Form the “tincture of natural knowledge” that Milton mentions in “Of Education”
Make manifest the liberal arts, freed from abstraction and set in real application
Will allow the student to become not only fully functional in his or her knowledge but fully charitable in the world
Provide practical, artisanal elements of a holistic, classical, and Christian education
As God has ordered Creation, we can discover, apply, and explore the liberal arts within those orders, wondering and worshiping even as we work and pursue wisdom.
In this practicum, targeted to teachers of all divisions, we will explore pedagogical frameworks that integrate liberal, common, and fine arts into a seamless whole. We will trace the historical arc of the common arts in the Western tradition, outline strategies and tactics for instruction, and participate in common arts lessons as learners before trying our hands at writing experiences for students. We will explore how the common arts provide a practically limitless supply of experiments in natural science, living history experiences, literature encounters, and opportunities to practice the liberal arts in a physical context.
Meet the Speaker: Chris Hall has a BA in Philosophy from Gettysburg College and an MAT in Elementary Education from Towson University. He has been a classroom educator and administrator for 28 years, serving in public, independent, and Classical schools. He has presented on the common arts, along with science and math pedagogy, at both ACCS and SCL National Conferences, and is a Board Member and national-level Fellow in the Alcuin Fellowship. Along with his professional pedigree, he is a lifelong practitioner of several of the common arts profiled in his book Common Arts Education: Renewing the Classical Tradition of Training the Hands, Head and Heart. He is also the co-author, along with Ravi Jain and Robbie Andreasen, of A New Natural Philosophy: Recovering A Natural Science and Christian Pedagogy, and the author of an upcoming book from Classical Academic Press on the interplay between the common arts and the quadrivium. He is the Founder of Always Learning Education, an organization dedicated to teaching, learning, and propagating the common arts. He lives on a small, homesteaded farm in central Virginia with his wife and three homeschooled sons.

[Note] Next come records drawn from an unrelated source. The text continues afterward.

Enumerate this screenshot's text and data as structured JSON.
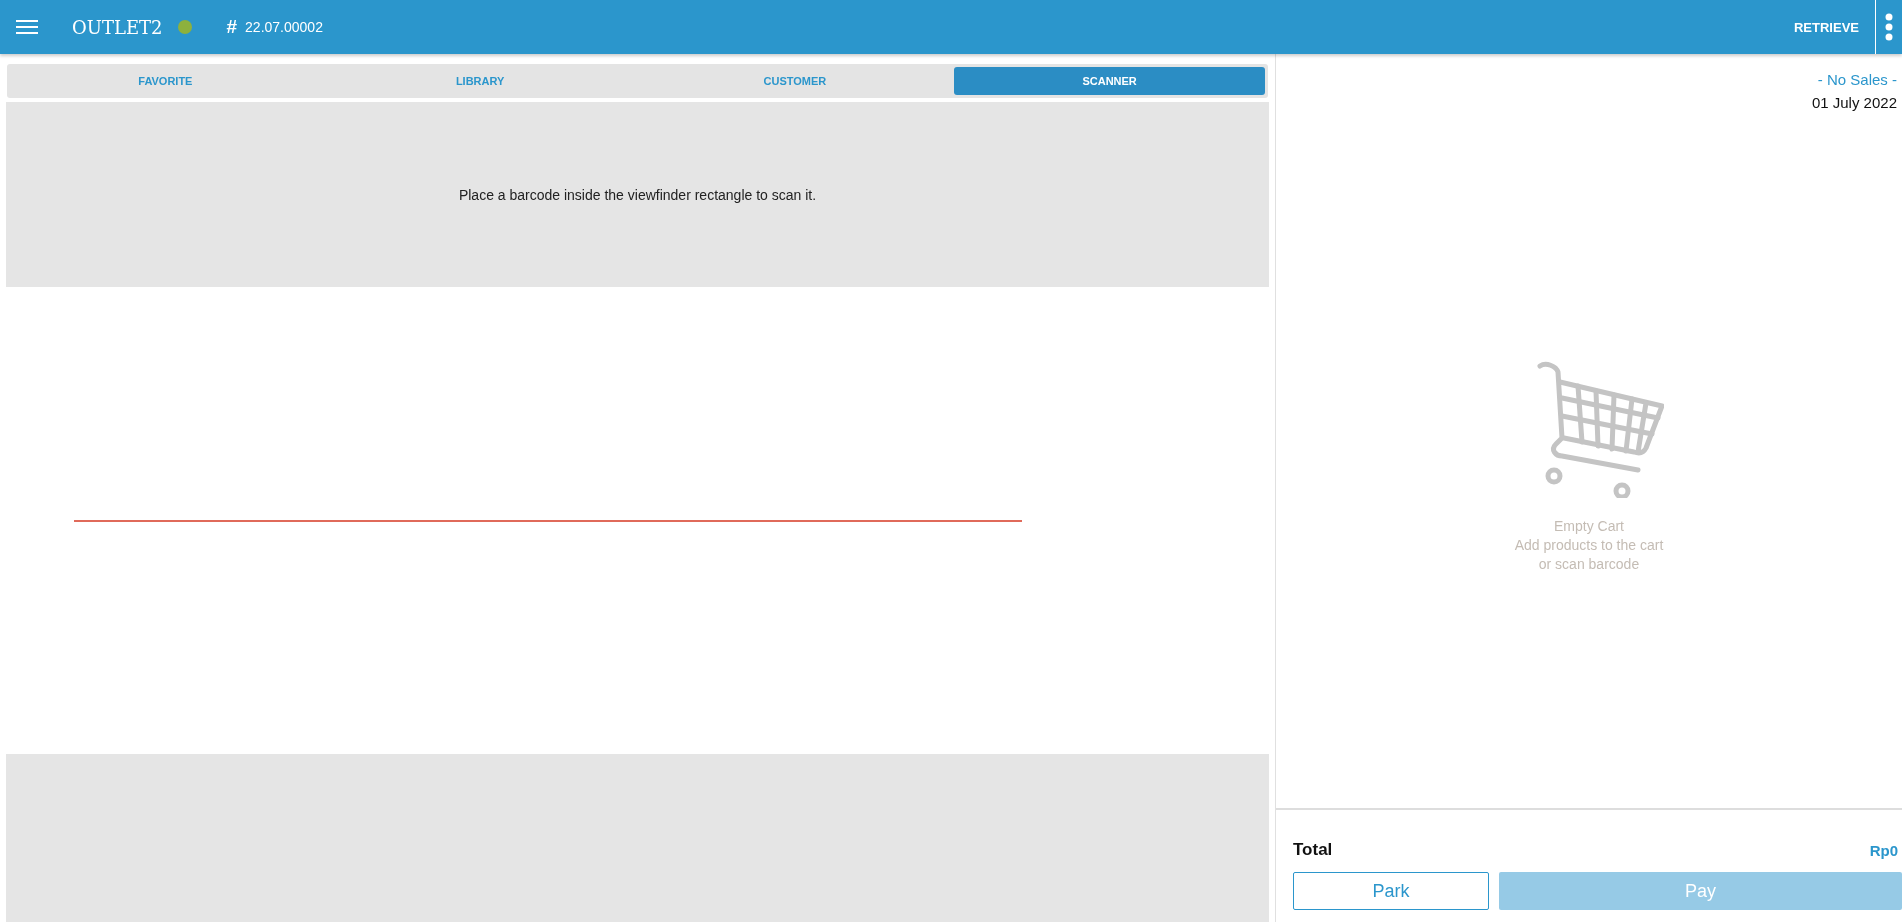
{
  "header": {
    "outlet": "OUTLET2",
    "online": true,
    "receipt_symbol": "#",
    "receipt_number": "22.07.00002",
    "retrieve": "RETRIEVE"
  },
  "tabs": [
    {
      "label": "FAVORITE",
      "selected": false
    },
    {
      "label": "LIBRARY",
      "selected": false
    },
    {
      "label": "CUSTOMER",
      "selected": false
    },
    {
      "label": "SCANNER",
      "selected": true
    }
  ],
  "scanner": {
    "message": "Place a barcode inside the viewfinder rectangle to scan it."
  },
  "cart": {
    "sales_label": "- No Sales -",
    "date": "01 July 2022",
    "empty_title": "Empty Cart",
    "empty_lines": [
      "Add products to the cart",
      "or scan barcode"
    ],
    "total_label": "Total",
    "total_value": "Rp0"
  },
  "buttons": [
    {
      "label": "Park",
      "kind": "outline",
      "disabled": false
    },
    {
      "label": "Pay",
      "kind": "primary",
      "disabled": true
    }
  ]
}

From Past Attendees …
So much wisdom and hard work done by others is presented to us in a nutshell.
It is nice to know we are not the only ones experiencing a certain issue. I appreciate receiving wise counsel from others!
I love to hear the wisdom of those who have gone before us in the movement.
I loved that this offered practical advice for grammar school teachers. It’s a great conference for someone just starting in classical education and someone who is looking to improve upon their teaching.
The vision casting brings unity to each school and to the ACCS body. It is a balanced mix of vision and practical.